[Requirement]:
When a line below contains the word "VRFConsumerBase", it counts toward the total; give that total and nothing besides.

[Given data]:
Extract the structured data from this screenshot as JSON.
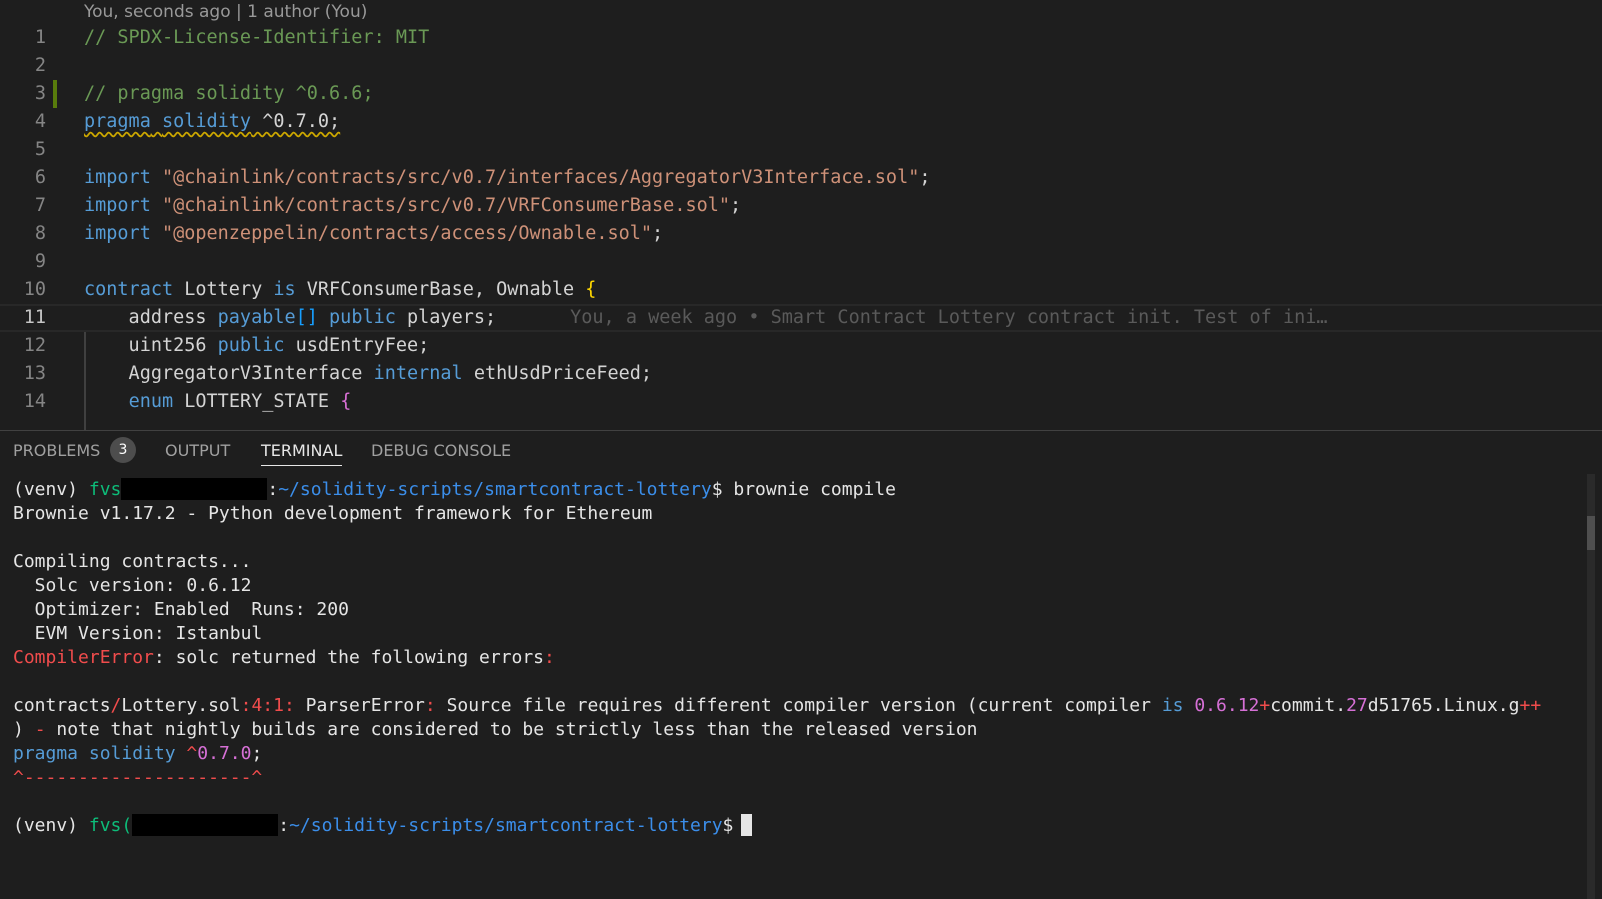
{
  "editor": {
    "blame_header": "You, seconds ago | 1 author (You)",
    "lines": [
      {
        "num": "1",
        "tokens": [
          {
            "t": "// SPDX-License-Identifier: MIT",
            "c": "c-com"
          }
        ]
      },
      {
        "num": "2",
        "tokens": []
      },
      {
        "num": "3",
        "tokens": [
          {
            "t": "// pragma solidity ^0.6.6;",
            "c": "c-com"
          }
        ]
      },
      {
        "num": "4",
        "tokens": [
          {
            "t": "pragma",
            "c": "c-kw squig"
          },
          {
            "t": " ",
            "c": "c-txt squig"
          },
          {
            "t": "solidity",
            "c": "c-kw squig"
          },
          {
            "t": " ^0.7.0;",
            "c": "c-txt squig"
          }
        ]
      },
      {
        "num": "5",
        "tokens": []
      },
      {
        "num": "6",
        "tokens": [
          {
            "t": "import ",
            "c": "c-kw"
          },
          {
            "t": "\"@chainlink/contracts/src/v0.7/interfaces/AggregatorV3Interface.sol\"",
            "c": "c-str"
          },
          {
            "t": ";",
            "c": "c-txt"
          }
        ]
      },
      {
        "num": "7",
        "tokens": [
          {
            "t": "import ",
            "c": "c-kw"
          },
          {
            "t": "\"@chainlink/contracts/src/v0.7/VRFConsumerBase.sol\"",
            "c": "c-str"
          },
          {
            "t": ";",
            "c": "c-txt"
          }
        ]
      },
      {
        "num": "8",
        "tokens": [
          {
            "t": "import ",
            "c": "c-kw"
          },
          {
            "t": "\"@openzeppelin/contracts/access/Ownable.sol\"",
            "c": "c-str"
          },
          {
            "t": ";",
            "c": "c-txt"
          }
        ]
      },
      {
        "num": "9",
        "tokens": []
      },
      {
        "num": "10",
        "tokens": [
          {
            "t": "contract ",
            "c": "c-kw"
          },
          {
            "t": "Lottery ",
            "c": "c-txt"
          },
          {
            "t": "is ",
            "c": "c-kw"
          },
          {
            "t": "VRFConsumerBase, Ownable ",
            "c": "c-txt"
          },
          {
            "t": "{",
            "c": "c-br1"
          }
        ]
      },
      {
        "num": "11",
        "tokens": [
          {
            "t": "    address ",
            "c": "c-txt"
          },
          {
            "t": "payable",
            "c": "c-kw"
          },
          {
            "t": "[]",
            "c": "c-br3"
          },
          {
            "t": " ",
            "c": "c-txt"
          },
          {
            "t": "public ",
            "c": "c-kw"
          },
          {
            "t": "players;",
            "c": "c-txt"
          }
        ],
        "blame": "You, a week ago • Smart Contract Lottery contract init. Test of ini…"
      },
      {
        "num": "12",
        "tokens": [
          {
            "t": "    uint256 ",
            "c": "c-txt"
          },
          {
            "t": "public ",
            "c": "c-kw"
          },
          {
            "t": "usdEntryFee;",
            "c": "c-txt"
          }
        ]
      },
      {
        "num": "13",
        "tokens": [
          {
            "t": "    AggregatorV3Interface ",
            "c": "c-txt"
          },
          {
            "t": "internal ",
            "c": "c-kw"
          },
          {
            "t": "ethUsdPriceFeed;",
            "c": "c-txt"
          }
        ]
      },
      {
        "num": "14",
        "tokens": [
          {
            "t": "    ",
            "c": "c-txt"
          },
          {
            "t": "enum ",
            "c": "c-kw"
          },
          {
            "t": "LOTTERY_STATE ",
            "c": "c-txt"
          },
          {
            "t": "{",
            "c": "c-br2"
          }
        ]
      }
    ]
  },
  "panel": {
    "tabs": {
      "problems": "PROBLEMS",
      "problems_count": "3",
      "output": "OUTPUT",
      "terminal": "TERMINAL",
      "debug_console": "DEBUG CONSOLE"
    }
  },
  "terminal": {
    "lines": [
      {
        "segs": [
          {
            "t": "(venv) "
          },
          {
            "t": "fvs",
            "c": "t-green"
          },
          {
            "redact": true
          },
          {
            "t": ":"
          },
          {
            "t": "~/solidity-scripts/smartcontract-lottery",
            "c": "t-blue"
          },
          {
            "t": "$ brownie compile"
          }
        ]
      },
      {
        "segs": [
          {
            "t": "Brownie v1.17.2 - Python development framework for Ethereum"
          }
        ]
      },
      {
        "segs": []
      },
      {
        "segs": [
          {
            "t": "Compiling contracts..."
          }
        ]
      },
      {
        "segs": [
          {
            "t": "  Solc version: 0.6.12"
          }
        ]
      },
      {
        "segs": [
          {
            "t": "  Optimizer: Enabled  Runs: 200"
          }
        ]
      },
      {
        "segs": [
          {
            "t": "  EVM Version: Istanbul"
          }
        ]
      },
      {
        "segs": [
          {
            "t": "CompilerError",
            "c": "t-red"
          },
          {
            "t": ": solc returned the following errors"
          },
          {
            "t": ":",
            "c": "t-red"
          }
        ]
      },
      {
        "segs": []
      },
      {
        "segs": [
          {
            "t": "contracts"
          },
          {
            "t": "/",
            "c": "t-red"
          },
          {
            "t": "Lottery.sol"
          },
          {
            "t": ":",
            "c": "t-red"
          },
          {
            "t": "4",
            "c": "t-red"
          },
          {
            "t": ":",
            "c": "t-red"
          },
          {
            "t": "1",
            "c": "t-red"
          },
          {
            "t": ": ",
            "c": "t-red"
          },
          {
            "t": "ParserError"
          },
          {
            "t": ":",
            "c": "t-red"
          },
          {
            "t": " Source file requires different compiler version (current compiler "
          },
          {
            "t": "is",
            "c": "t-blue2"
          },
          {
            "t": " "
          },
          {
            "t": "0.6.12",
            "c": "t-mag"
          },
          {
            "t": "+",
            "c": "t-red"
          },
          {
            "t": "commit."
          },
          {
            "t": "27",
            "c": "t-mag"
          },
          {
            "t": "d51765.Linux.g"
          },
          {
            "t": "++",
            "c": "t-red"
          }
        ]
      },
      {
        "segs": [
          {
            "t": ") "
          },
          {
            "t": "-",
            "c": "t-red"
          },
          {
            "t": " note that nightly builds are considered to be strictly less than the released version"
          }
        ]
      },
      {
        "segs": [
          {
            "t": "pragma",
            "c": "t-blue2"
          },
          {
            "t": " "
          },
          {
            "t": "solidity",
            "c": "t-blue2"
          },
          {
            "t": " "
          },
          {
            "t": "^",
            "c": "t-red"
          },
          {
            "t": "0.7.0",
            "c": "t-mag"
          },
          {
            "t": ";"
          }
        ]
      },
      {
        "segs": [
          {
            "t": "^---------------------^",
            "c": "t-red"
          }
        ]
      },
      {
        "segs": []
      },
      {
        "segs": [
          {
            "t": "(venv) "
          },
          {
            "t": "fvs(",
            "c": "t-green"
          },
          {
            "redact": true
          },
          {
            "t": ":"
          },
          {
            "t": "~/solidity-scripts/smartcontract-lottery",
            "c": "t-blue"
          },
          {
            "t": "$"
          },
          {
            "cursor": true
          }
        ]
      }
    ]
  }
}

[Task result]:
2